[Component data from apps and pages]
┄┄┄┄┄┄┄┄┄┄┄┄┄┄┄┄┄┄┄┄

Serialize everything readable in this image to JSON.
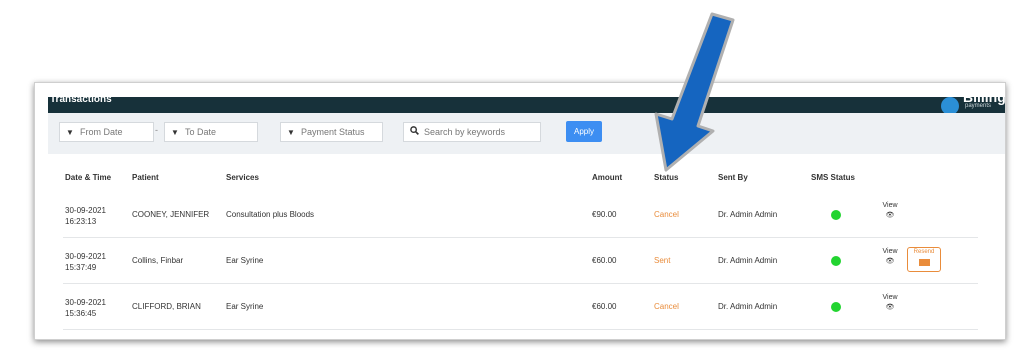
{
  "header": {
    "title": "Transactions",
    "logo_text": "Billing",
    "logo_sub": "payments"
  },
  "filters": {
    "from_date": "From Date",
    "to_date": "To Date",
    "separator": "-",
    "payment_status": "Payment Status",
    "search_placeholder": "Search by keywords",
    "apply_label": "Apply"
  },
  "columns": [
    "Date & Time",
    "Patient",
    "Services",
    "Amount",
    "Status",
    "Sent By",
    "SMS Status"
  ],
  "rows": [
    {
      "date": "30-09-2021",
      "time": "16:23:13",
      "patient": "COONEY, JENNIFER",
      "service": "Consultation plus Bloods",
      "amount": "€90.00",
      "status": "Cancel",
      "sent_by": "Dr. Admin Admin",
      "view": "View"
    },
    {
      "date": "30-09-2021",
      "time": "15:37:49",
      "patient": "Collins, Finbar",
      "service": "Ear Syrine",
      "amount": "€60.00",
      "status": "Sent",
      "sent_by": "Dr. Admin Admin",
      "view": "View",
      "resend": "Resend"
    },
    {
      "date": "30-09-2021",
      "time": "15:36:45",
      "patient": "CLIFFORD, BRIAN",
      "service": "Ear Syrine",
      "amount": "€60.00",
      "status": "Cancel",
      "sent_by": "Dr. Admin Admin",
      "view": "View"
    }
  ],
  "colors": {
    "header_bg": "#17313a",
    "status_orange": "#e98c3b",
    "sms_green": "#22d430",
    "apply_blue": "#3d8ef2",
    "arrow_blue": "#1565c0"
  }
}
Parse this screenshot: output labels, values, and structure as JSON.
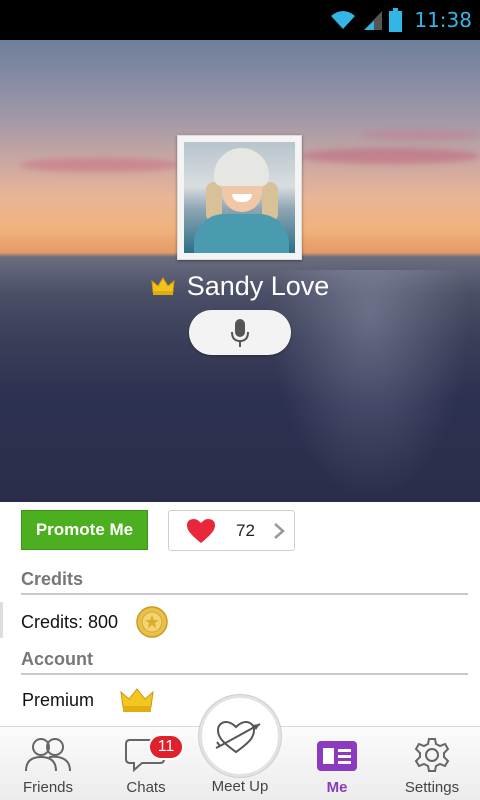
{
  "status_bar": {
    "time": "11:38"
  },
  "profile": {
    "name": "Sandy Love"
  },
  "actions": {
    "promote_label": "Promote Me",
    "likes_count": "72"
  },
  "credits": {
    "header": "Credits",
    "label": "Credits: 800"
  },
  "account": {
    "header": "Account",
    "premium_label": "Premium"
  },
  "tabs": [
    {
      "label": "Friends"
    },
    {
      "label": "Chats",
      "badge": "11"
    },
    {
      "label": "Meet Up"
    },
    {
      "label": "Me"
    },
    {
      "label": "Settings"
    }
  ],
  "colors": {
    "accent": "#8a3bbf",
    "promote": "#4caf1f",
    "badge": "#e0202a",
    "status_time": "#33b5e5"
  },
  "icons": [
    "wifi-icon",
    "signal-icon",
    "battery-icon",
    "crown-icon",
    "microphone-icon",
    "heart-icon",
    "chevron-right-icon",
    "coin-icon",
    "friends-icon",
    "chat-icon",
    "cupid-heart-icon",
    "profile-card-icon",
    "gear-icon"
  ]
}
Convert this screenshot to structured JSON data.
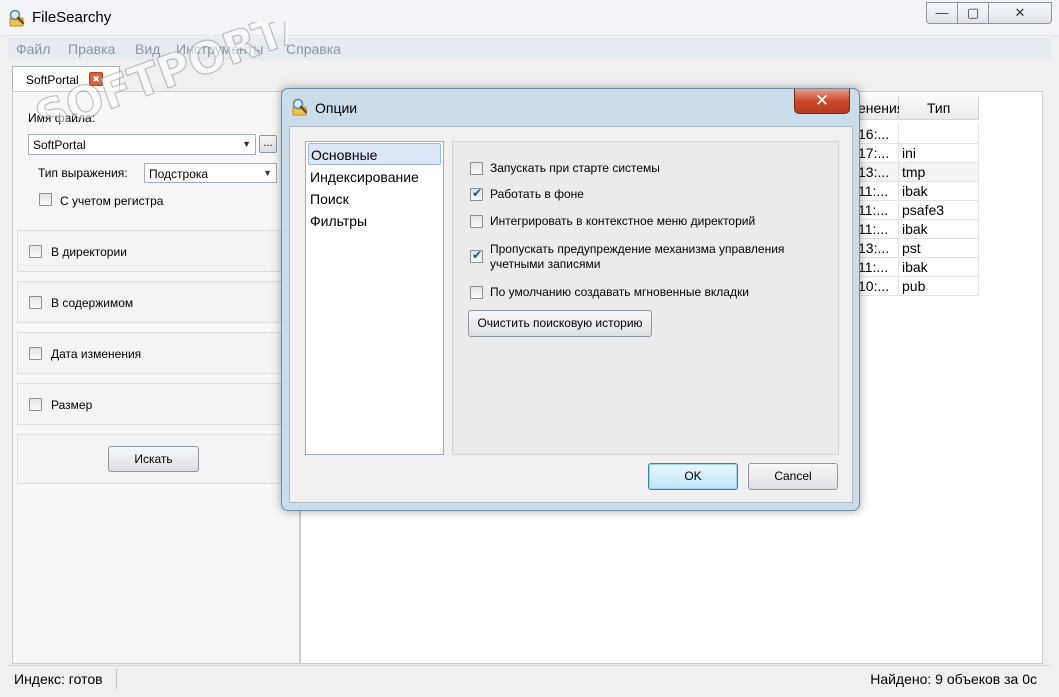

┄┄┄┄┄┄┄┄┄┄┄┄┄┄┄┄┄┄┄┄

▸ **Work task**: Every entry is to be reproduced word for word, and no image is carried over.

▸ **Answer space**:
Serialize everything readable in this image to JSON.
{
  "header": {
    "title": "Transactions",
    "logo_text": "Billing",
    "logo_sub": "payments"
  },
  "filters": {
    "from_date": "From Date",
    "to_date": "To Date",
    "separator": "-",
    "payment_status": "Payment Status",
    "search_placeholder": "Search by keywords",
    "apply_label": "Apply"
  },
  "columns": [
    "Date & Time",
    "Patient",
    "Services",
    "Amount",
    "Status",
    "Sent By",
    "SMS Status"
  ],
  "rows": [
    {
      "date": "30-09-2021",
      "time": "16:23:13",
      "patient": "COONEY, JENNIFER",
      "service": "Consultation plus Bloods",
      "amount": "€90.00",
      "status": "Cancel",
      "sent_by": "Dr. Admin Admin",
      "view": "View"
    },
    {
      "date": "30-09-2021",
      "time": "15:37:49",
      "patient": "Collins, Finbar",
      "service": "Ear Syrine",
      "amount": "€60.00",
      "status": "Sent",
      "sent_by": "Dr. Admin Admin",
      "view": "View",
      "resend": "Resend"
    },
    {
      "date": "30-09-2021",
      "time": "15:36:45",
      "patient": "CLIFFORD, BRIAN",
      "service": "Ear Syrine",
      "amount": "€60.00",
      "status": "Cancel",
      "sent_by": "Dr. Admin Admin",
      "view": "View"
    }
  ],
  "colors": {
    "header_bg": "#17313a",
    "status_orange": "#e98c3b",
    "sms_green": "#22d430",
    "apply_blue": "#3d8ef2",
    "arrow_blue": "#1565c0"
  }
}
Parse this screenshot: output labels, values, and structure as JSON.
{
  "status_bar": {
    "time": "11:38"
  },
  "profile": {
    "name": "Sandy Love"
  },
  "actions": {
    "promote_label": "Promote Me",
    "likes_count": "72"
  },
  "credits": {
    "header": "Credits",
    "label": "Credits: 800"
  },
  "account": {
    "header": "Account",
    "premium_label": "Premium"
  },
  "tabs": [
    {
      "label": "Friends"
    },
    {
      "label": "Chats",
      "badge": "11"
    },
    {
      "label": "Meet Up"
    },
    {
      "label": "Me"
    },
    {
      "label": "Settings"
    }
  ],
  "colors": {
    "accent": "#8a3bbf",
    "promote": "#4caf1f",
    "badge": "#e0202a",
    "status_time": "#33b5e5"
  },
  "icons": [
    "wifi-icon",
    "signal-icon",
    "battery-icon",
    "crown-icon",
    "microphone-icon",
    "heart-icon",
    "chevron-right-icon",
    "coin-icon",
    "friends-icon",
    "chat-icon",
    "cupid-heart-icon",
    "profile-card-icon",
    "gear-icon"
  ]
}
Convert this screenshot to structured JSON data.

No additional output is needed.